Senior government sources confirmed the move would make it easier to ditch the Nats Bill if it encountered massive opposition from Labour MPs. Their fears have been increased by the concern over safety on the railways after last month's Paddington crash.

A total of 130 Labour MPs, led by former transport minister Gavin Strang, have signed a Commons motion opposing the planned sale. One leading rebel said: "There are real signs that the Government is ready to drop it, if necessary."

The rebels have been waging a behind-the-scenes battle against the plan, warning ministers they could be blamed for any air accidents in the future.

The Tories support privatisation but are likely to seek to exploit the Government's difficulties, if it faces a large backbench revolt. There is also likely to be resistance in the Lords.

John Prescott, the Secretary of State for the Environment, Transport and the Regions, is planning a wide-ranging transport Bill and is anxious to avoid it being delayed. Backbench rebels have been told he will hive off Nats into a separate Bill to avoid that threat, a move confirmed by senior government sources. But allies of the Deputy Prime Minister strongly denied any final decision had been reached.

Gwyneth Dunwoody, Labour chairman of the Commons Select Committee on Transport and a leading critic of the sell-off, said yesterday the Government was now showing a "commendable degree of flexibility" which was "very encouraging." She said: "This is a highly important subject, one that concerns the public."

Union leaders representing the air traffic control staff left a meeting with Mr Prescott on Thursday convinced there had been movement. "There was change in tone.
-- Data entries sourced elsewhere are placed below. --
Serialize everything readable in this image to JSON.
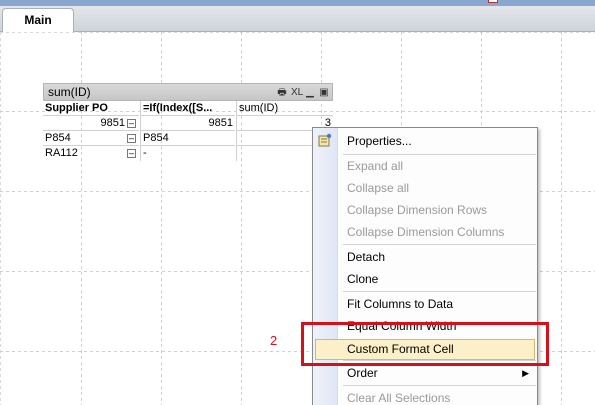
{
  "tabs": [
    {
      "label": "Main"
    }
  ],
  "chart_object": {
    "title": "sum(ID)",
    "caption_icons": [
      "print-icon",
      "xl-icon",
      "minimize-icon",
      "maximize-icon"
    ],
    "xl_label": "XL",
    "headers": [
      "Supplier PO",
      "=If(Index([S...",
      "sum(ID)"
    ],
    "rows": [
      {
        "c1": "9851",
        "c2": "9851",
        "c3": "3"
      },
      {
        "c1": "P854",
        "c2": "P854",
        "c3": ""
      },
      {
        "c1": "RA112",
        "c2": "-",
        "c3": ""
      }
    ]
  },
  "context_menu": {
    "items": [
      {
        "label": "Properties...",
        "enabled": true
      },
      {
        "label": "Expand all",
        "enabled": false
      },
      {
        "label": "Collapse all",
        "enabled": false
      },
      {
        "label": "Collapse Dimension Rows",
        "enabled": false
      },
      {
        "label": "Collapse Dimension Columns",
        "enabled": false
      },
      {
        "label": "Detach",
        "enabled": true
      },
      {
        "label": "Clone",
        "enabled": true
      },
      {
        "label": "Fit Columns to Data",
        "enabled": true
      },
      {
        "label": "Equal Column Width",
        "enabled": true
      },
      {
        "label": "Custom Format Cell",
        "enabled": true,
        "highlighted": true
      },
      {
        "label": "Order",
        "enabled": true,
        "has_submenu": true
      },
      {
        "label": "Clear All Selections",
        "enabled": false
      }
    ]
  },
  "annotation": {
    "step_number": "2",
    "color": "#d4111a"
  }
}
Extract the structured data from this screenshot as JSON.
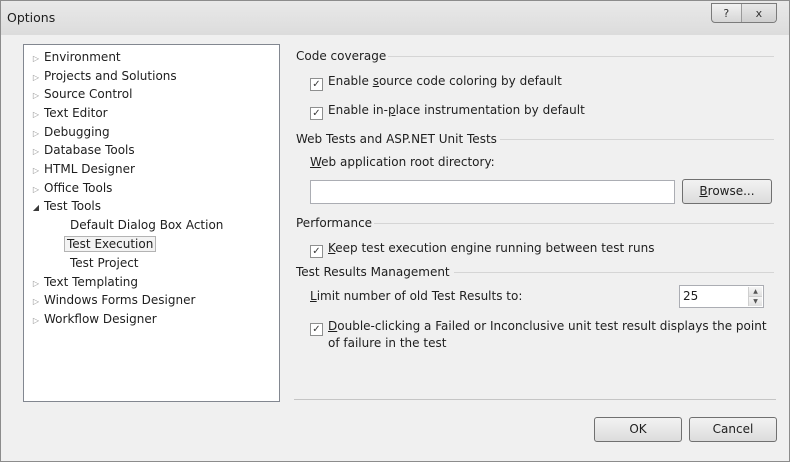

This time, we think the Government is listening," said a spokesman for the Institution of Professionals, Managers and Specialists (IPMS). It is urging Mr Prescott to keep Nats in public control, make it an independent publicly owned company, or vest its assets in a trust.

Mr Prescott has announced plans to keep 49 per cent of Nats shares in public ownership, and to sell 46 per cent, with five per cent allocated to the workforce. Responsibility for safety is to be kept under public control.

Graham Clarkson, chairman of the air traffic controllers' IPMS branch, said: "The system is safe at the moment, and we want to keep it safe."